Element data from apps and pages
#####
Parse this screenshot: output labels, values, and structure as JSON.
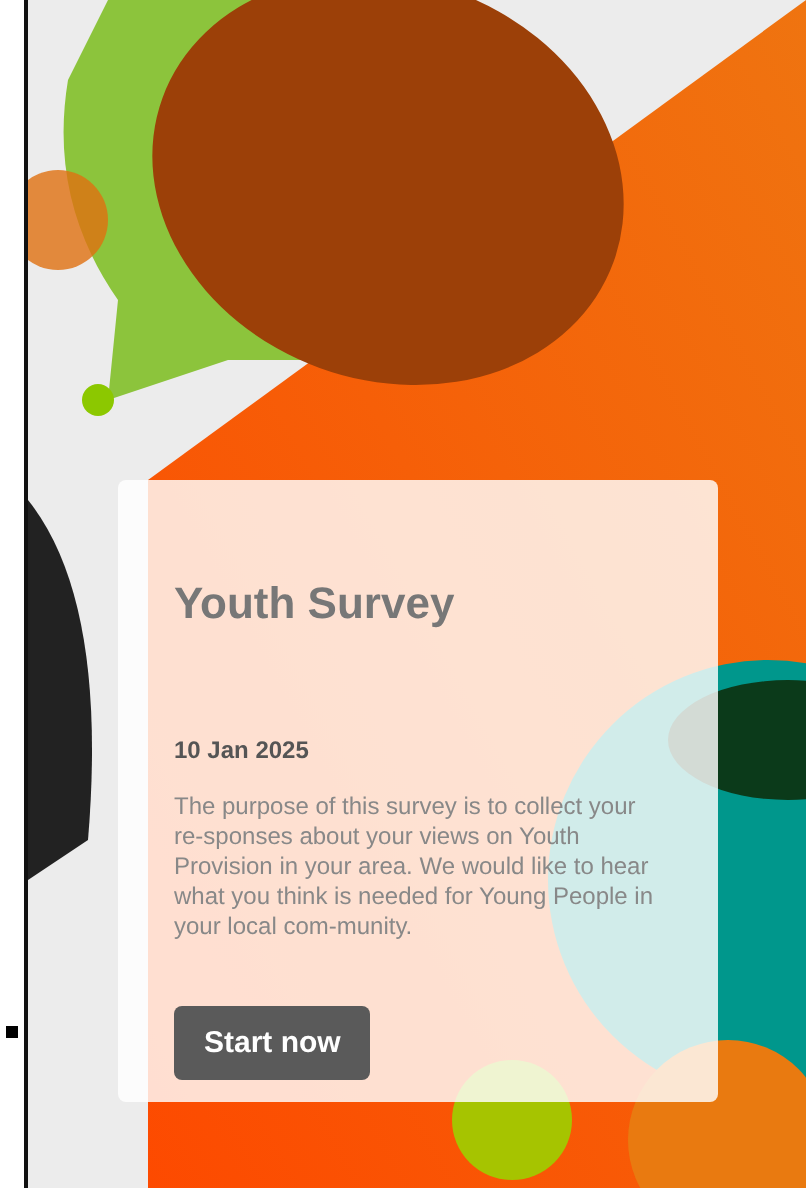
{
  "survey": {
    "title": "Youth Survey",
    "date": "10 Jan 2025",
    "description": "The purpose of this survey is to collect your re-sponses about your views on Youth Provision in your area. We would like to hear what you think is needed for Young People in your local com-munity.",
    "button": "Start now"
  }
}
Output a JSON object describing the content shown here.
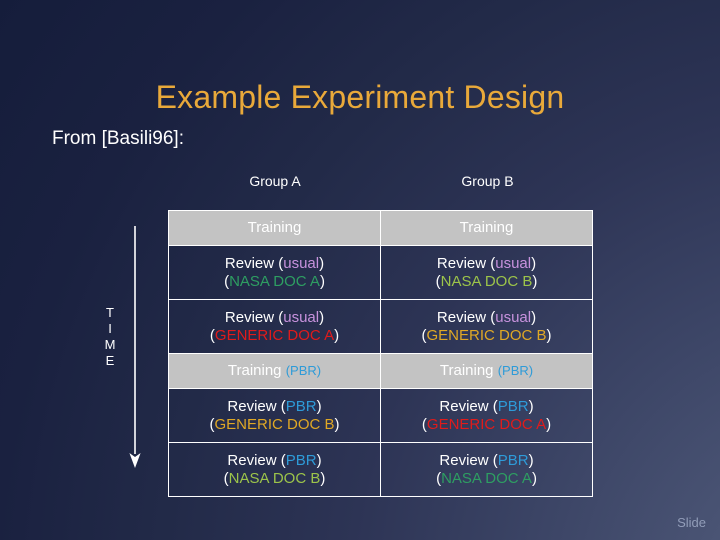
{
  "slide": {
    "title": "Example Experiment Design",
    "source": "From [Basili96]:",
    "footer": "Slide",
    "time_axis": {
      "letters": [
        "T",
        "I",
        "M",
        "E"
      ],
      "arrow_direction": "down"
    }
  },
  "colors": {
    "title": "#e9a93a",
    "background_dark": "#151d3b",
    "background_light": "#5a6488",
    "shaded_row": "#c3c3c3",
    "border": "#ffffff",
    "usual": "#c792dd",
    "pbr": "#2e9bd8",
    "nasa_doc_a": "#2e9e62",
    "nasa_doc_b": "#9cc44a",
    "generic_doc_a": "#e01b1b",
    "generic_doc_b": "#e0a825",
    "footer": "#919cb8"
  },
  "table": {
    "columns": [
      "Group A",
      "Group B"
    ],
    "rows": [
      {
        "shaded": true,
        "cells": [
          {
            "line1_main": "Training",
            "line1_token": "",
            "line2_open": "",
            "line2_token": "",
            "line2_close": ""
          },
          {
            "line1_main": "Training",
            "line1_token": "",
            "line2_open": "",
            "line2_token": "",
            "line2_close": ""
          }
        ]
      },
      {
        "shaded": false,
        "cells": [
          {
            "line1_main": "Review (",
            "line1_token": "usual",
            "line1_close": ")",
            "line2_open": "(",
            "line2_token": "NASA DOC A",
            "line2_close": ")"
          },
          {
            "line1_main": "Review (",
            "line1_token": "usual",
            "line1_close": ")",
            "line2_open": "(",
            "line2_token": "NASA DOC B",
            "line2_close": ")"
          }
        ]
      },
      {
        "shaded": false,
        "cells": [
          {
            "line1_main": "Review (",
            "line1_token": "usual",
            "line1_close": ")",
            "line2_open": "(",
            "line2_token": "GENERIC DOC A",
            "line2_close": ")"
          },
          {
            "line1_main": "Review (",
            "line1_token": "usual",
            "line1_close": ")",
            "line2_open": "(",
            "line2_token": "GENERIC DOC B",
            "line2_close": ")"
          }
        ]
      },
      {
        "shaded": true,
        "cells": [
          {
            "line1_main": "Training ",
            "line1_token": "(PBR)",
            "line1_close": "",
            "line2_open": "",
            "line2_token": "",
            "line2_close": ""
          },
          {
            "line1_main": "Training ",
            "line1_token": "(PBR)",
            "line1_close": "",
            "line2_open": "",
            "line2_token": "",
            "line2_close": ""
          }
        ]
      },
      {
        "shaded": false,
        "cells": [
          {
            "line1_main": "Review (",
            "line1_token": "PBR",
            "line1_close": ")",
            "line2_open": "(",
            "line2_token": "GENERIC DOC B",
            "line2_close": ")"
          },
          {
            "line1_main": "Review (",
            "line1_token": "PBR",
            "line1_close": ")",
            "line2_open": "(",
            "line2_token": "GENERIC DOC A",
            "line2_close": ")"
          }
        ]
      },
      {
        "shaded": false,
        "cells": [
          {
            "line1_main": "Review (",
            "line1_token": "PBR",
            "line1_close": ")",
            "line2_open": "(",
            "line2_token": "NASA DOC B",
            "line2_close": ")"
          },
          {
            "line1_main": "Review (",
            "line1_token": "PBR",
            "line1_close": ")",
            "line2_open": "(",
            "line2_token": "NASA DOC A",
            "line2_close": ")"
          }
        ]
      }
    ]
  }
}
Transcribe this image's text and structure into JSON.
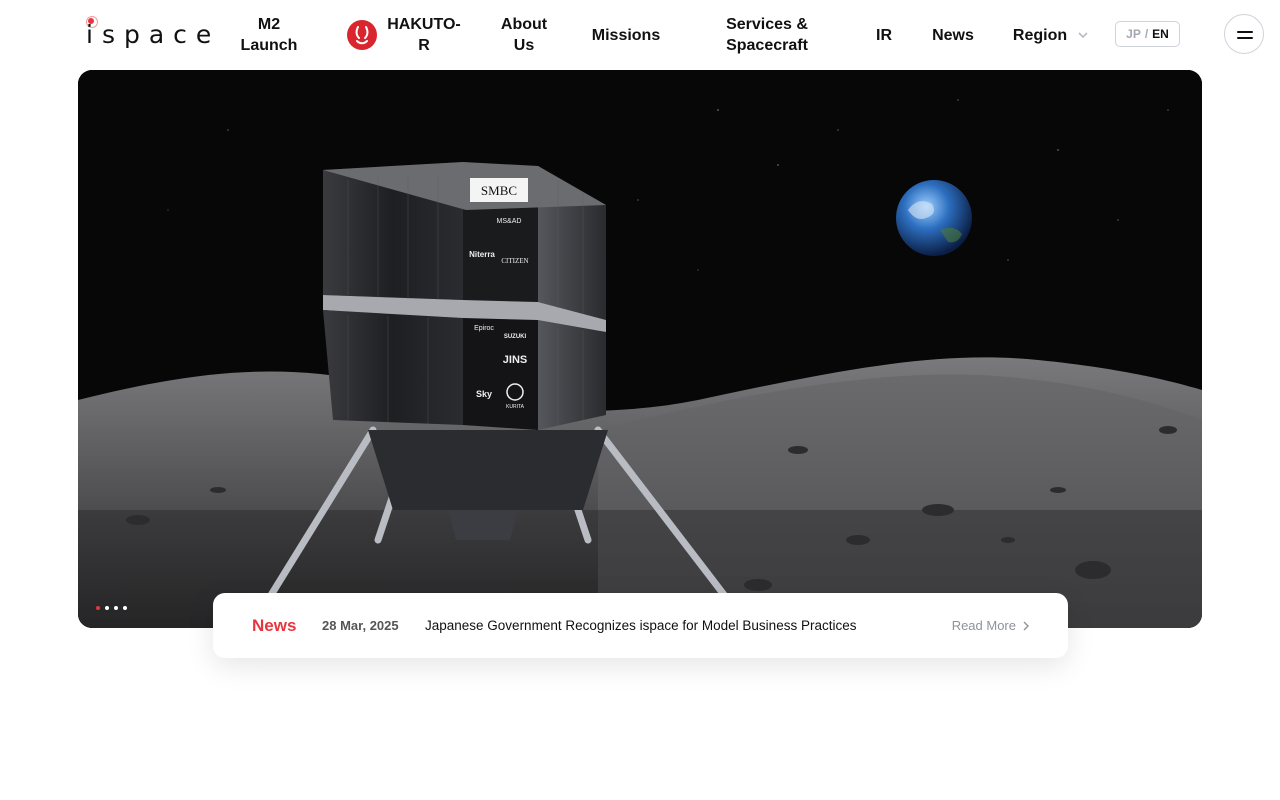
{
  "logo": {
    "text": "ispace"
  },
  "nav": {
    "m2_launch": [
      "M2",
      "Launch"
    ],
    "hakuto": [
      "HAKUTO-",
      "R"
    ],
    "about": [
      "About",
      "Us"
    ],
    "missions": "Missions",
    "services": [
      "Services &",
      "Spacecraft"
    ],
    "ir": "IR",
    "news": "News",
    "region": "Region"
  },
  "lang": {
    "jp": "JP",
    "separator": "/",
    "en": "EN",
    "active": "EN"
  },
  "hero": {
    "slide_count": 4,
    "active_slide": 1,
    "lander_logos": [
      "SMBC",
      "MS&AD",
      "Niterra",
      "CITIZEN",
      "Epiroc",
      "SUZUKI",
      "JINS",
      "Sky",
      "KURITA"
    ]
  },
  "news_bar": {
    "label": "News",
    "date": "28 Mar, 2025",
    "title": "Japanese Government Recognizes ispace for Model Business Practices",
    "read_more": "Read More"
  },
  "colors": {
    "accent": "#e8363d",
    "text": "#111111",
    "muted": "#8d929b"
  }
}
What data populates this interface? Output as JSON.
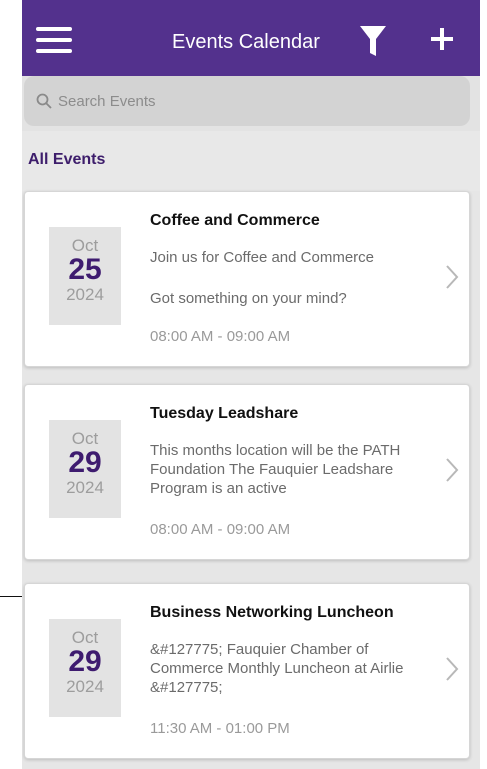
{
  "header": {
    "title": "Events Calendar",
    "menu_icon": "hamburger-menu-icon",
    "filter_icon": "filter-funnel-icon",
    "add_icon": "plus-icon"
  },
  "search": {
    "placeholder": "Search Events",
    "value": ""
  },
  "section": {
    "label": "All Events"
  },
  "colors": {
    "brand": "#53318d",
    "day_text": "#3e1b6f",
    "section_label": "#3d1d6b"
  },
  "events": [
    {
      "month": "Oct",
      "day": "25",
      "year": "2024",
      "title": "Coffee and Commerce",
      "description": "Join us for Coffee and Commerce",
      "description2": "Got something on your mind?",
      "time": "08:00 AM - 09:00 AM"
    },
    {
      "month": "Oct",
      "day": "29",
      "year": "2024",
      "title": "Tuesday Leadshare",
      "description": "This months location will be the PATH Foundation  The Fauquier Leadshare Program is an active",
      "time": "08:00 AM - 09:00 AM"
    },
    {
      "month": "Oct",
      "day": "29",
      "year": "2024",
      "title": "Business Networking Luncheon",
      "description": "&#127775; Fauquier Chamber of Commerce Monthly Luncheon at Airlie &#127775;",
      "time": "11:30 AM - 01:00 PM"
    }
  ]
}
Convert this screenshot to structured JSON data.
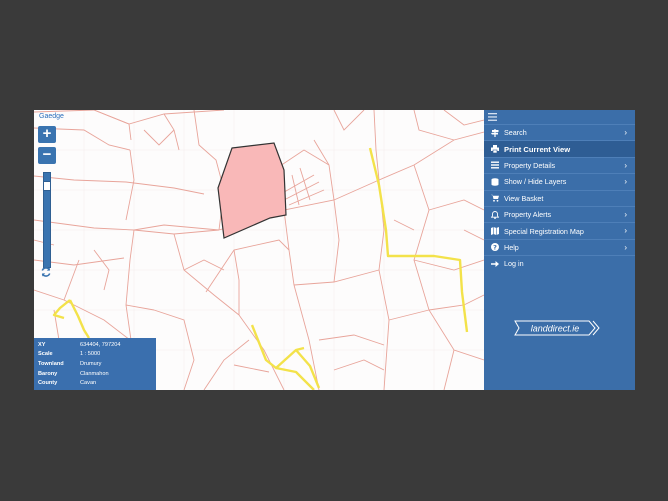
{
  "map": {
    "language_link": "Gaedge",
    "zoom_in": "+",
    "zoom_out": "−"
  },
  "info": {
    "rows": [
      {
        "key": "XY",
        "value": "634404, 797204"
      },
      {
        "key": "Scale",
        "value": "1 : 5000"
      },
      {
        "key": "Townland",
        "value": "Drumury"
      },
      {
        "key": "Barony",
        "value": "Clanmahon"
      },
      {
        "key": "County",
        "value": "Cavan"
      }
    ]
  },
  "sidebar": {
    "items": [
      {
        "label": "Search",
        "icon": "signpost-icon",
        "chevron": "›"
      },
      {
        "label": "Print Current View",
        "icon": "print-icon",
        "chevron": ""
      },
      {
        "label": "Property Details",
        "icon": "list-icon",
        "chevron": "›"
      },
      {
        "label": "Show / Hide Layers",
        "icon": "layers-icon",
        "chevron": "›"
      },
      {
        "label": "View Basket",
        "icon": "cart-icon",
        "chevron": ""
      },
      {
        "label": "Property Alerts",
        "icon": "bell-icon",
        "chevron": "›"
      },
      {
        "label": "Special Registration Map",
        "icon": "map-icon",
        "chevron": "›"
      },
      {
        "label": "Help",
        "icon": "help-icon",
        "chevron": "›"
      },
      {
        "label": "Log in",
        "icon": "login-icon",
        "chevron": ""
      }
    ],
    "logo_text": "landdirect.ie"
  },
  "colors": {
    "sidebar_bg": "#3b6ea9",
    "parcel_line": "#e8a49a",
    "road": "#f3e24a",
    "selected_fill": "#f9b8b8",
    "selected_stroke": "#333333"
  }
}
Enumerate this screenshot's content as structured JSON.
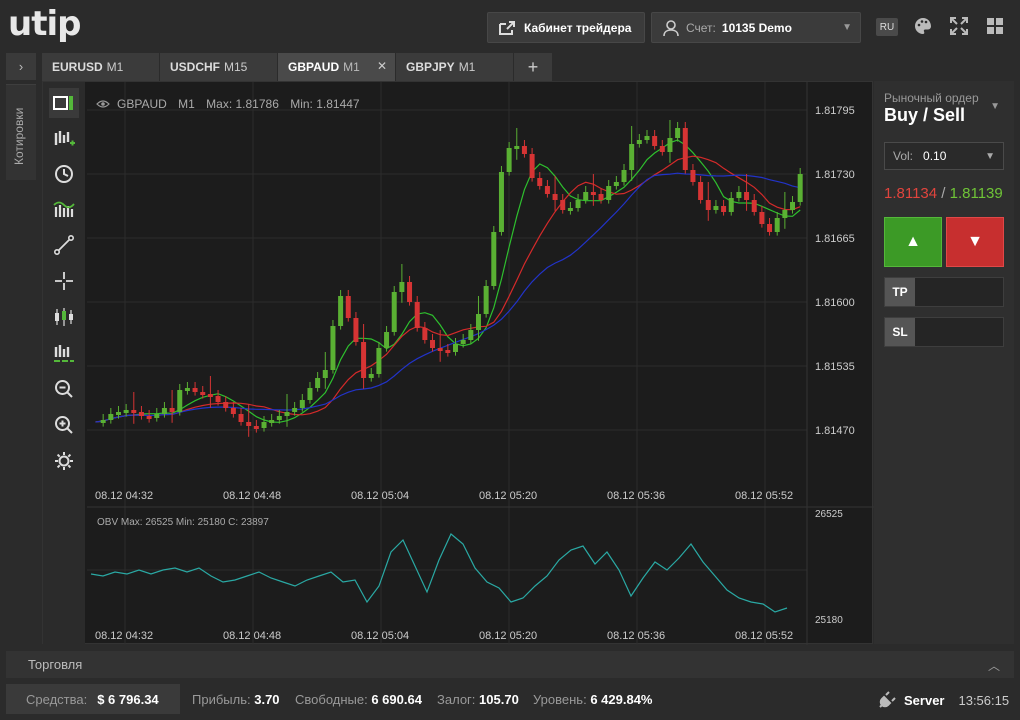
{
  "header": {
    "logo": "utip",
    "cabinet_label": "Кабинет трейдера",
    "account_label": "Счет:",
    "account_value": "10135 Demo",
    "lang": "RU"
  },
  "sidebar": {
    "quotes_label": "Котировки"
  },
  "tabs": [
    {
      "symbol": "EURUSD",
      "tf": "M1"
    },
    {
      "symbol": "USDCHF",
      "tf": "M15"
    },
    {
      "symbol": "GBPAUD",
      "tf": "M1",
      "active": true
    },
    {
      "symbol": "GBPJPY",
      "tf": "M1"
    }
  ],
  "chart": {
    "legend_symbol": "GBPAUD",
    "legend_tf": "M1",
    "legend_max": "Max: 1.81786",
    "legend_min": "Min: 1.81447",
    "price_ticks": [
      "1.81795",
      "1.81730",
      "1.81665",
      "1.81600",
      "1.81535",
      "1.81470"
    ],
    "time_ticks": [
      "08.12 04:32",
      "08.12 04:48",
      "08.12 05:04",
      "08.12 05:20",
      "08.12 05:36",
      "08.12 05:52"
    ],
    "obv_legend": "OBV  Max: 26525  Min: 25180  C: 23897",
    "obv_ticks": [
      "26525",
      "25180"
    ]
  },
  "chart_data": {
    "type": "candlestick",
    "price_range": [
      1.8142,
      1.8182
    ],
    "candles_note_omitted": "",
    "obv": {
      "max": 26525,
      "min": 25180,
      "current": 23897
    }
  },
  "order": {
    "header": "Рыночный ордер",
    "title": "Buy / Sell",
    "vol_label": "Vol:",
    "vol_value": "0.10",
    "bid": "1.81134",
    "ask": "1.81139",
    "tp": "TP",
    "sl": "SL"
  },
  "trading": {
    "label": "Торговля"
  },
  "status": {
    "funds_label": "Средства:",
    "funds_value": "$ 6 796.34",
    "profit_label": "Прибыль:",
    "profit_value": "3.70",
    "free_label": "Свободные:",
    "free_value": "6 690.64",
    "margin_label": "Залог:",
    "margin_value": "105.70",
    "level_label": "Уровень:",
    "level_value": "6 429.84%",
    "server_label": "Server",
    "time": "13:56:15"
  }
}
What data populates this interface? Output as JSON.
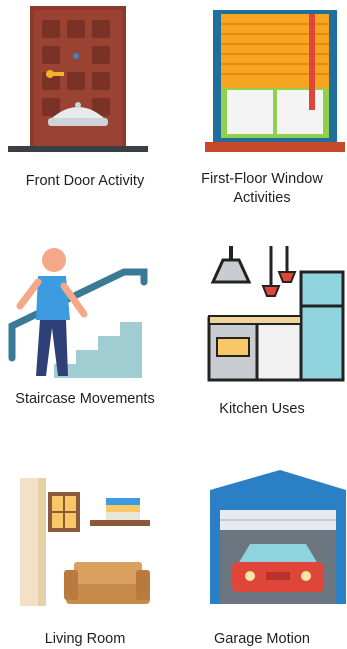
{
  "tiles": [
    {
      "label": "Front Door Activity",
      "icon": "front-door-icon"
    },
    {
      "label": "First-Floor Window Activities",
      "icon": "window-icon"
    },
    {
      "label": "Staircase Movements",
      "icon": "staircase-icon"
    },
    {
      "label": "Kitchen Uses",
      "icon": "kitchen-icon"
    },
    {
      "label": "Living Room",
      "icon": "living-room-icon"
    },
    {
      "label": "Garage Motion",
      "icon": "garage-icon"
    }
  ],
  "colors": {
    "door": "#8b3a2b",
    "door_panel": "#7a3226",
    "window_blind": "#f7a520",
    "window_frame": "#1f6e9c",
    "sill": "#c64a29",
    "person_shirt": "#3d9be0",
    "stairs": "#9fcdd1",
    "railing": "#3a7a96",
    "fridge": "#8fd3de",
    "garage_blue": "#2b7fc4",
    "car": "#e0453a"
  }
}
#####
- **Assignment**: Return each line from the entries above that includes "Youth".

- **Task output**:
    "title": "Youth Survey",
    "description": "The purpose of this survey is to collect your re-sponses about your views on Youth Provision in your area. We would like to hear what you think is needed for Young People in your local com-munity.",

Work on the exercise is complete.